It was then time to buy one of my rare souvenirs (a little piece of the Berlin Wall) and then take my afternoon Third Reich tour which was again through the Sandemans NewBerlin group.  I will start off by saying I have done loads of tours since I left Australia.  I would hate to count exactly how many.  However, without a doubt this was the BEST.  It was absolutely brilliant. It was a paid tour and I still tipped Louis, the guide, well it  was that good.  (A short detour is that I think Louis is one of the best names a parent can give.  It is right up there with Joseph.  Why do I have this theory?  Well it is simple.  They are three names in one.  As a youngster they are “Louie” or “Joey”, then when they are middle aged they can become a “Joseph” or “Louis” and then finally when they are old and wrinkly “Old Man Joe” and “Old Man Lou”.  I am just saying…that’s a cool quality for a name to have!)
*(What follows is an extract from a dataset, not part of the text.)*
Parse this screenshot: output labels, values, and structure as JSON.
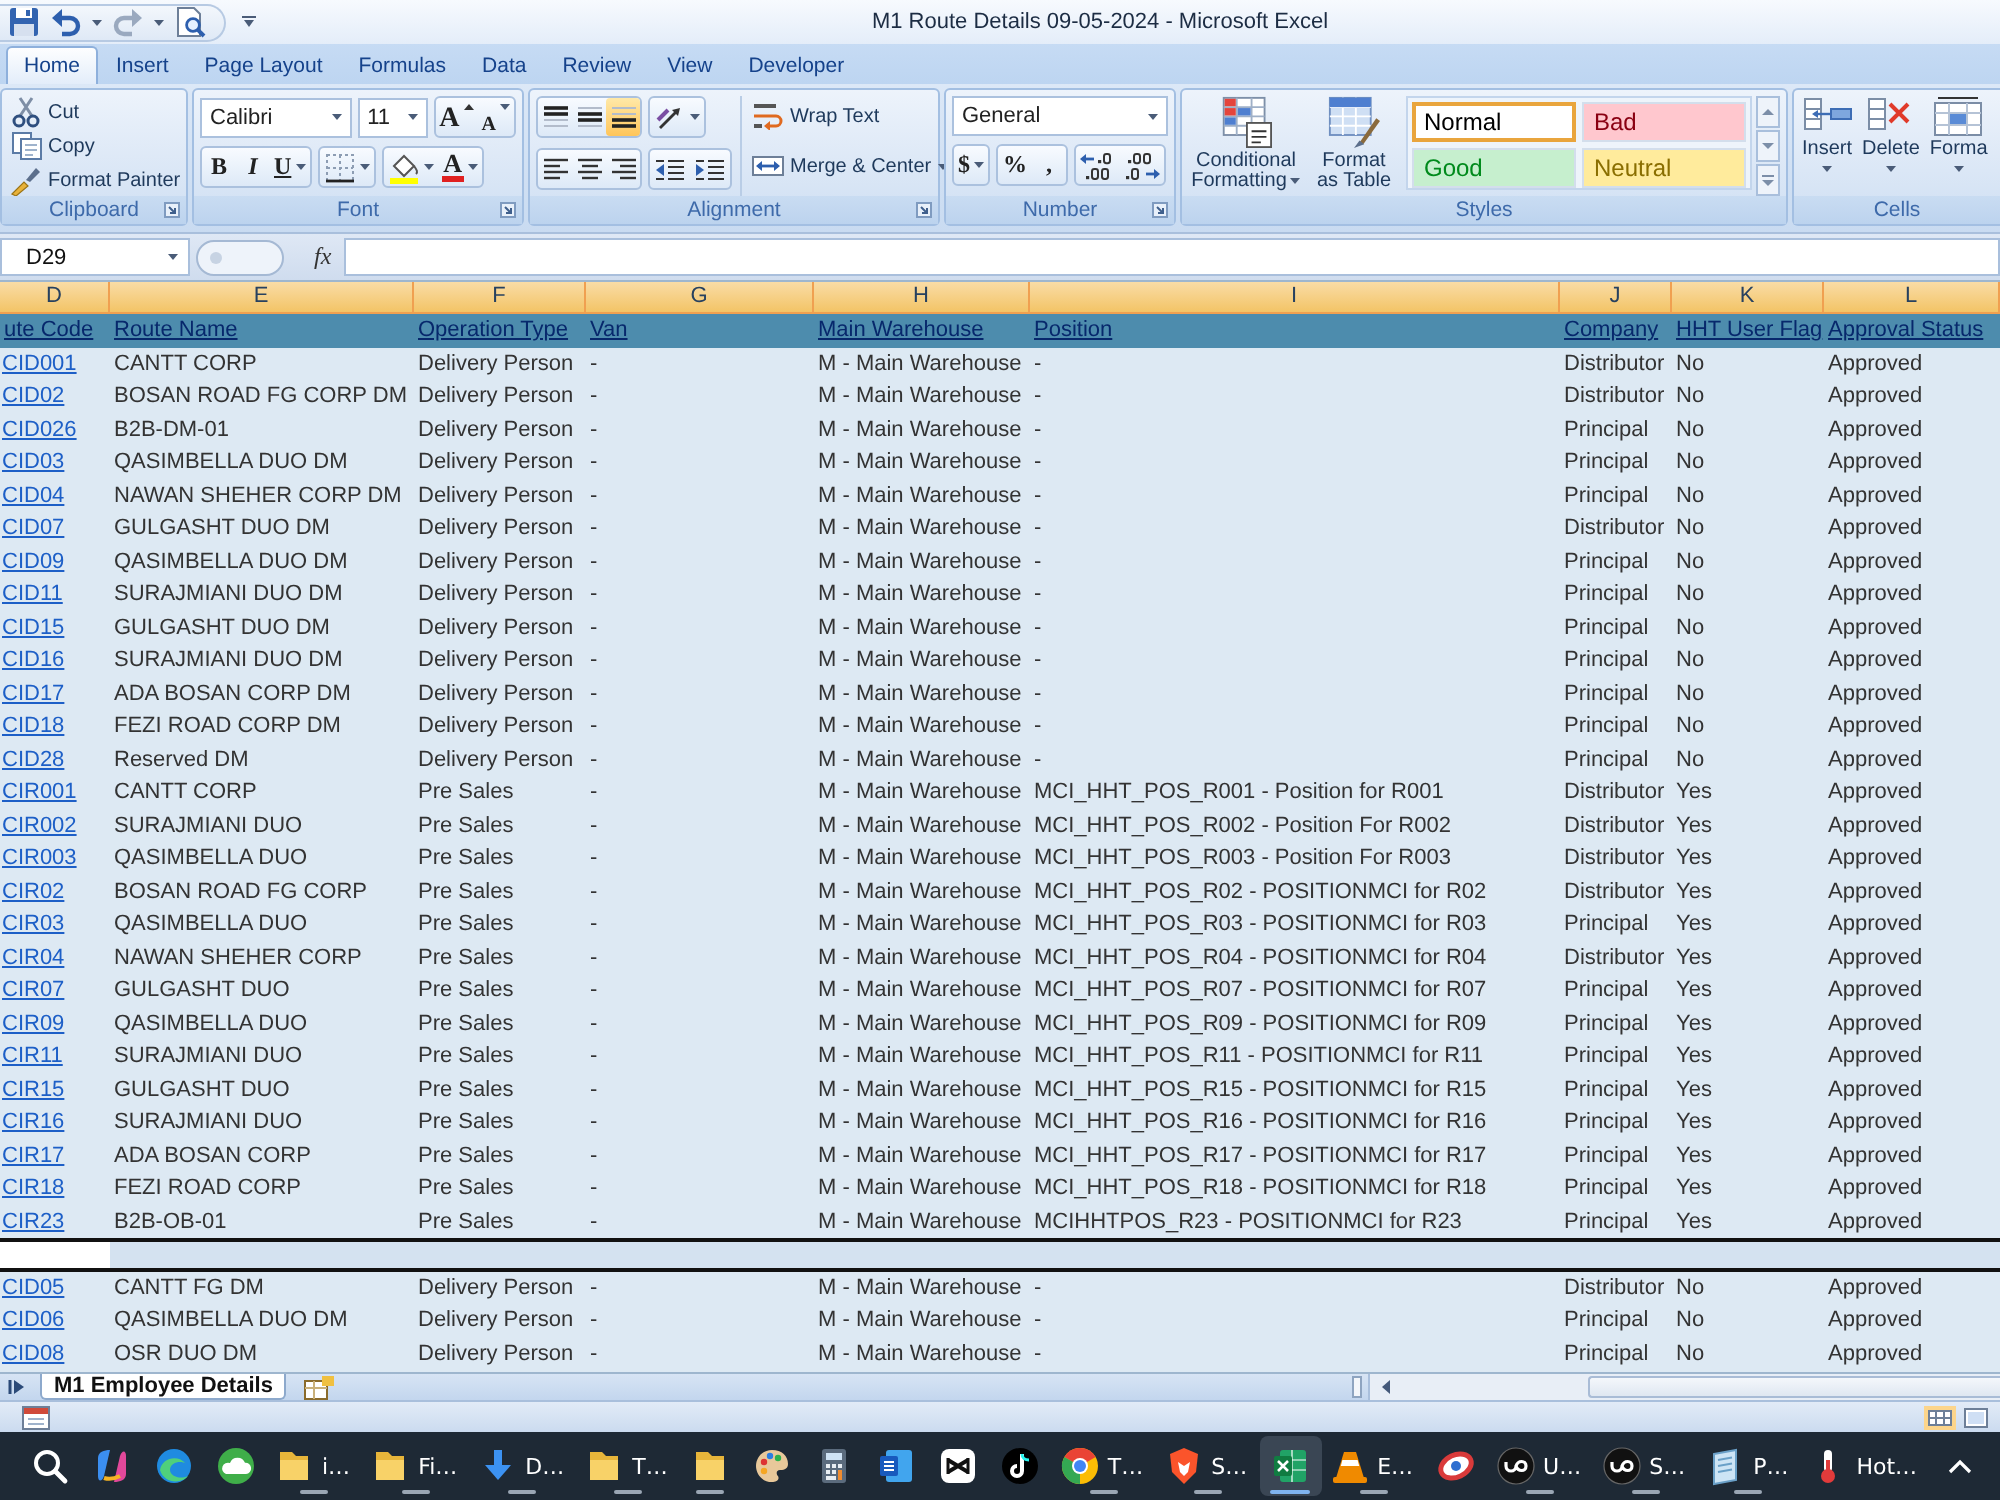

Anyway back to the brilliant Third Reich tour.  Easily the best aspect of the tour was our guide.  Louis was a ranting, energetic, interesting, knowledgeable and funny Englishman.  What more do you want from your guide on a tour?  He had studied German history (particularly world war 2) in Manchester and had moved to Berlin as a result of his interest and is currently completing a Masters about Nazi Germany.  This guy had a passion for the subject.  This guy knew his stuff.  This guy was even a good guide at organising the group, keeping people moving and balanced out the discussion throughout.  This guy was great.  I am sure the topic and walk itself would make it a 7 or 8 out of 10 tour anytime in my eyes but with Louis this was the only 10 out of 10 tour I have done.


So what did the tour cover.  Well for starters we learnt (and although there were no footnotes and references I trust Louis when he knows as much as he did) that the Hitler had one testicle myth has actually been proven in the last few weeks as a world war one injury report has been discovered that confirms he had to have one removed.  Now that’s a good start to the tour.  As we walked around Louis went on to explain why the Nazis started fighting the Russians (something I never knew), the details of the Russian liberation of  Berlin (something I knew little about particularly the tactics used as well as the well supported allegations of rape and other offences committed by the russian soldiers),  Goebbels horrific last few days where he and his wife murdered their six children, how the soldiers at the end of the War had been under 12 years of efficient and extensive propaganda by the end of the war(which is quite a bit for a 21 year old soldier fighting on the front lines) and much more all before the break.

After the break at a local kebab place we were walked through the topography of terror but Louis made sure to not cover details explained on the displays for people who have been or wanted to go, walked us through the jewish district and also discussed the allied “crimes” of  world war two (The bombing of Dresden) ensuring that we had some perspective as well as explaining the Neo Nazi situation.  It was a full on tour where even I (as someone who has a greater than normal knowledge of and interest in the topic) learnt a LOT of stuff.  My brain may now be full haha. Just a side note for me,  Louis recommended the book “Inside the Third Reich” by Albert Speerand the German movie Downfall.

Now I am going to rest my tired legs.  I am really feeling the effect of 6 weeks of solid travel with tired legs and also somewhat exhausted.  As much as I can’t wait for tomorrow and the next almost two weeks of travel.  I really am looking forward to getting home, seeing friends and family and just being a bit more relaxed (ie Lazy) for a while.


July 6, 2009 Posted by | Uncategorized | 4 Comments